I get questions like that frequently, and once you understand the math, the solution is pretty simple. Hey, I’m a lawyer, and I can understand the math. If you are going to run a successful startup, you need to master your cap table and understand basic cap table math.

First, you have to decide what is the total universe of stock that you are talking about. Is it all the shares of stock that the company could have outstanding, or is it only the issued and outstanding shares? This can provide very different results, so it is really important to use the right language. My default is that our universe is the issued and outstanding shares, unless I’m specifically told to do otherwise.

So let’s imagine a typical early stage Delaware corporation startup, with 10 million authorized shares. There are two initial cofounders, and they collectively hold 7 million shares. Their 7 million shares are 100% of the total issued and outstanding shares. That’s our starting point. If you are going to issue Barbara enough shares so she has 4% of the total, then how many shares is that? Well, after you issue Barbara’s shares, whatever number that may be, the initial cofounders will hold 96% of the total issued and outstanding shares. So 7 million shares is now 96% of X, the new number of issued and outstanding shares. Divide 7 million by 0.96. That should give you 7,291,677. Subtract 7 million from 7,291,677, and voila! You have the number of shares to issue to Barbara.

That’s how I normally do it. However, let’s say that your universe is going to be all the shares that the company could have outstanding. Maybe someone promised Barbara 4% on a “fully-diluted basis,” meaning we assume that all stock vests, and all options, convertible notes, and warrants are exercised. This is going to be a higher number. If you have 7 million shares outstanding, and options and convertible notes for another 2 million, then our total universe is 9 million shares. So now you divide 9 million by 0.96, and you get 9,375,000. Subtract 9 million from that, and the different – 375,000 – is what you need to issue to Barbara. So, depending on how you define your universe, Barbara could get approximately 84,000 more shares.
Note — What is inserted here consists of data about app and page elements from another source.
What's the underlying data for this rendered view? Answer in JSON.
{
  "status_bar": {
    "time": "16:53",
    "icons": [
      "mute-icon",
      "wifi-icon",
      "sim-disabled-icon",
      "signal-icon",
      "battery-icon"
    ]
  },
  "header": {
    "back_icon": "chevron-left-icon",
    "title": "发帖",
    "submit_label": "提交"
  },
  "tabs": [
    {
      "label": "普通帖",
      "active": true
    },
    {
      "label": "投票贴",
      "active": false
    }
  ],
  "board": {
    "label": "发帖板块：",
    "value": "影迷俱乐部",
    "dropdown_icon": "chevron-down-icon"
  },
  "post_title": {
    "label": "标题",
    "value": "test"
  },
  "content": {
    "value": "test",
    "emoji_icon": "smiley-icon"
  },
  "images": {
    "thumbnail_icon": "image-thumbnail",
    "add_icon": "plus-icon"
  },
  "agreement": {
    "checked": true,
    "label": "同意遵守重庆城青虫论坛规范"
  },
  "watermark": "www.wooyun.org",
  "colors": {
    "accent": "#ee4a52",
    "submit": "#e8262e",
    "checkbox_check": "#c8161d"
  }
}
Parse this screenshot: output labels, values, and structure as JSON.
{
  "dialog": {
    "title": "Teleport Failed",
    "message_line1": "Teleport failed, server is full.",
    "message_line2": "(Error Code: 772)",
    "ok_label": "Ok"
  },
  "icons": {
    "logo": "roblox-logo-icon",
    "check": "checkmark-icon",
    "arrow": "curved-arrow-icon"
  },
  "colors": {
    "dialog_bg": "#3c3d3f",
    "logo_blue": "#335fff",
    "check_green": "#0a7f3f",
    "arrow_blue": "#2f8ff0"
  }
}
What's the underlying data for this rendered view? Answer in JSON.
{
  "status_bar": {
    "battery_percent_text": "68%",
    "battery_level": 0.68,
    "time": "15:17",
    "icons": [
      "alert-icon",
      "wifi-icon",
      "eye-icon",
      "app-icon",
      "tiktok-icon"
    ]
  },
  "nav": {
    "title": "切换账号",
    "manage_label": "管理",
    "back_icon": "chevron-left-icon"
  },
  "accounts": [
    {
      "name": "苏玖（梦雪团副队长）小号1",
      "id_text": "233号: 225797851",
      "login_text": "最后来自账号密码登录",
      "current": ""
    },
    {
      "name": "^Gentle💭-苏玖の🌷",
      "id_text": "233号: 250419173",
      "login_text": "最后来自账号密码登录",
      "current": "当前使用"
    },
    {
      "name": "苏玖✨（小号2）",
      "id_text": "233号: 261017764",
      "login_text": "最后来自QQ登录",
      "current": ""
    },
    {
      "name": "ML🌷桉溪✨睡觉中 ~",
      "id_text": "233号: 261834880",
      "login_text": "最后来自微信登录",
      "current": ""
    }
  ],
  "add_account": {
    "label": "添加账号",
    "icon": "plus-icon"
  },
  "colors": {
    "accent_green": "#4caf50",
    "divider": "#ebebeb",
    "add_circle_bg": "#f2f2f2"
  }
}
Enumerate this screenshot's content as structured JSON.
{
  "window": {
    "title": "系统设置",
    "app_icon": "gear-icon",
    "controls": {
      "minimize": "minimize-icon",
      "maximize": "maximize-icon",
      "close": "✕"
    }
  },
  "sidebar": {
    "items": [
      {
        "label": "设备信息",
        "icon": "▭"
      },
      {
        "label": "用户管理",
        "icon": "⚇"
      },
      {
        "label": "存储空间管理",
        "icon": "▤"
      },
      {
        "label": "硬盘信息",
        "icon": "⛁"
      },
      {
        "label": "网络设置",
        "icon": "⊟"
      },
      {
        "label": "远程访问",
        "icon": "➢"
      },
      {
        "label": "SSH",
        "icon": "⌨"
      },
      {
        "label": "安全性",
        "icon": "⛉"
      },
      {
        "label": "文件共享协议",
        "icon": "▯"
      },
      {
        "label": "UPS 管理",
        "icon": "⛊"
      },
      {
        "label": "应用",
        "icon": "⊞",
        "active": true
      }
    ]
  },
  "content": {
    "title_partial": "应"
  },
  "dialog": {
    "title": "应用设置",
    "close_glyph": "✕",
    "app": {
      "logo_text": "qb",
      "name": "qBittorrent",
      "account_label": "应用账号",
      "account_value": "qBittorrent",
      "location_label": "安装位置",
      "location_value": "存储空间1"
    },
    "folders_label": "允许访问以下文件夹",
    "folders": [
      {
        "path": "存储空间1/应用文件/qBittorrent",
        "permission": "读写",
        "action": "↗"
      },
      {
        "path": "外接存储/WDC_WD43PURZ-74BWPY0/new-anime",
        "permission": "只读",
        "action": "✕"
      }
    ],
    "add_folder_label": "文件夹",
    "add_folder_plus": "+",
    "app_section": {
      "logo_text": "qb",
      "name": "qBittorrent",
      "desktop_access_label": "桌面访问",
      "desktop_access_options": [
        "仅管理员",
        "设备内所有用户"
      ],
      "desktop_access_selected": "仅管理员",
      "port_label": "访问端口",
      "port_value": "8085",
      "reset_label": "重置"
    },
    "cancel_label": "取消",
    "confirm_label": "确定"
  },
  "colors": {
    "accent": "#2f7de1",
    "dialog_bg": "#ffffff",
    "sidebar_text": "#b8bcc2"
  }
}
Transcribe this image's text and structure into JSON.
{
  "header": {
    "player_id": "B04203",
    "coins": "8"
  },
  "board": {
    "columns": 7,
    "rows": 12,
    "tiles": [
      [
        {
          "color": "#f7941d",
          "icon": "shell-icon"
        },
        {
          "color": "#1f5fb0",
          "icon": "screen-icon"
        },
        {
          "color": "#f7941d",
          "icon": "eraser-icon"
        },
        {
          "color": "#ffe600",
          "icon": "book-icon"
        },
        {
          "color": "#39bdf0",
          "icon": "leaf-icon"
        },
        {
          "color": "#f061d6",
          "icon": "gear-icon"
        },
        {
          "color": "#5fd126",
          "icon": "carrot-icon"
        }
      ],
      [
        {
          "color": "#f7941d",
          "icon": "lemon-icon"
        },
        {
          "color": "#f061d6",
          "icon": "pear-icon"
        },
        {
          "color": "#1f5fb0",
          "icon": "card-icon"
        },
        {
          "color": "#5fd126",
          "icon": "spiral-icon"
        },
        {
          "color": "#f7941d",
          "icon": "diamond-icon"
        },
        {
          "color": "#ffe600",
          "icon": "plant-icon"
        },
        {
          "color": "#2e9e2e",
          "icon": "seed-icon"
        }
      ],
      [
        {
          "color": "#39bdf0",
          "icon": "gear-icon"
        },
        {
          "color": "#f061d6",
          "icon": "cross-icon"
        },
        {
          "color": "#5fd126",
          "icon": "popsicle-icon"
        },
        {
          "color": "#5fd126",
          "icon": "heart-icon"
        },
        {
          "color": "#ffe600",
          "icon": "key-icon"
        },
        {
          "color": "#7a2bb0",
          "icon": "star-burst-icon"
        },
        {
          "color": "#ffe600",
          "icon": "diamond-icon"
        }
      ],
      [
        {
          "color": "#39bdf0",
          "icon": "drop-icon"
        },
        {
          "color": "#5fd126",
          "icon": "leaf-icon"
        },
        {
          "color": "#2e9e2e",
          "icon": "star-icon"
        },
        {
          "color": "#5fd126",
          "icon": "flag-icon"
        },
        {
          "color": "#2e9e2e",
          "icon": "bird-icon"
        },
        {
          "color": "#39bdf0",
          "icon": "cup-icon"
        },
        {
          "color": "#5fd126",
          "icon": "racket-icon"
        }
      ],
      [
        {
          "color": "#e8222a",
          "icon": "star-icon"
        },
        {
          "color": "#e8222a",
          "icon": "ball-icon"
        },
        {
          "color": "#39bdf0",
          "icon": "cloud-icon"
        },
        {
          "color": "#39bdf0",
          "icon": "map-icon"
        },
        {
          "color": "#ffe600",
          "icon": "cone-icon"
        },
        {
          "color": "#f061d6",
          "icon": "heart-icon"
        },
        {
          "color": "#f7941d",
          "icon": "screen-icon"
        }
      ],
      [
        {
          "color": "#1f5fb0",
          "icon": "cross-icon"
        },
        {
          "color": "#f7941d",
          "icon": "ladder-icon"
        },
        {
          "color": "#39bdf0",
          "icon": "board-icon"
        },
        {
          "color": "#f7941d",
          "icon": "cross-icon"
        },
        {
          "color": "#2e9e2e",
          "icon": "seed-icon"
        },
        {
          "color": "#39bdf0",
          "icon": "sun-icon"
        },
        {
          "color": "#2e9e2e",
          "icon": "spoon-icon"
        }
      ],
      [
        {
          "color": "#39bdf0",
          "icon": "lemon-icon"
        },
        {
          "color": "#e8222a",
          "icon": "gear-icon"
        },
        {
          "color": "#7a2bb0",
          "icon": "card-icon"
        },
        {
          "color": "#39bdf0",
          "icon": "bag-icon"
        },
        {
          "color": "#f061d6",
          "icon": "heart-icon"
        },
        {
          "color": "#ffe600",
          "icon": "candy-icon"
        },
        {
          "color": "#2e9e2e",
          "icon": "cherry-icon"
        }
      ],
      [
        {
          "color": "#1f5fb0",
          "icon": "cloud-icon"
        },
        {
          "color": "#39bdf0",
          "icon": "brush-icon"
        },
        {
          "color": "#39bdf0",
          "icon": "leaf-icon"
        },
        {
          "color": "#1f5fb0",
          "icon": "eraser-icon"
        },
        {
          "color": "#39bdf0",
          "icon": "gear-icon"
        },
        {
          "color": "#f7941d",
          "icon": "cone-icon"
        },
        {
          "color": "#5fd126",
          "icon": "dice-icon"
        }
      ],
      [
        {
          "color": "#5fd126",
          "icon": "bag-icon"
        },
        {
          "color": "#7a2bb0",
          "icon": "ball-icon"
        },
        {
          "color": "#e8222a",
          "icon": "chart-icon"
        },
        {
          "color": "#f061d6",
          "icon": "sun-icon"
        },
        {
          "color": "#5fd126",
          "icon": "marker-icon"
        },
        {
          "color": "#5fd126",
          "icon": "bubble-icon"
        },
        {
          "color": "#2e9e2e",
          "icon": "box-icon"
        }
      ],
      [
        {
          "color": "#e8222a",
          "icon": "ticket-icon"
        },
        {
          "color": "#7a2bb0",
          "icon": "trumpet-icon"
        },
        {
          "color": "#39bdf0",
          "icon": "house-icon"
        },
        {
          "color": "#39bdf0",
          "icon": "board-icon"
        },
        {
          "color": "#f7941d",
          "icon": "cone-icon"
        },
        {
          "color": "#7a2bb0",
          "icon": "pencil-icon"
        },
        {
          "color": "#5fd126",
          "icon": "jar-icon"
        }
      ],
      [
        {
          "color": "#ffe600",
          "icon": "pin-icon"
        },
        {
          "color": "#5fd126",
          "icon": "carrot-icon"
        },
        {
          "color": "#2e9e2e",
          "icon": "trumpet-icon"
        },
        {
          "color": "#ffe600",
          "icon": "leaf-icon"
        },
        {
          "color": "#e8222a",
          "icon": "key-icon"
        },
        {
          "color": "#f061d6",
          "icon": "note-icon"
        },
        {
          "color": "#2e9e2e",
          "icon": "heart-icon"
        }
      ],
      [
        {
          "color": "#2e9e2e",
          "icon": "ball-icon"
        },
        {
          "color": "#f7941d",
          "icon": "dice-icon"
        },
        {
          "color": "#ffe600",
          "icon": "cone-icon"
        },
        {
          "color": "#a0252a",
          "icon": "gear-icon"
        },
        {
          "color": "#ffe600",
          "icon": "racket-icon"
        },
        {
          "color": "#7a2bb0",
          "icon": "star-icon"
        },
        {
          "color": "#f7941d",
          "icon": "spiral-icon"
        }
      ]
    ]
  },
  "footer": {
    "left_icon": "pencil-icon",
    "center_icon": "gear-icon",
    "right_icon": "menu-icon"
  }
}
One final tip: it’s better to say “I’m going to grant you X number of shares, which will be Y% at the time of issuance,” than to say “I’m going to grant you Y% of the company.” The reason is that when you say “I’m going to grant you Y% of the company,” the recipient hears “I’m always going to have Y%, and the company will have to issue new shares to me from time to time, so I can maintain my percentage.” They think they are getting anti-dilution protection, and you want to avoid that at all costs.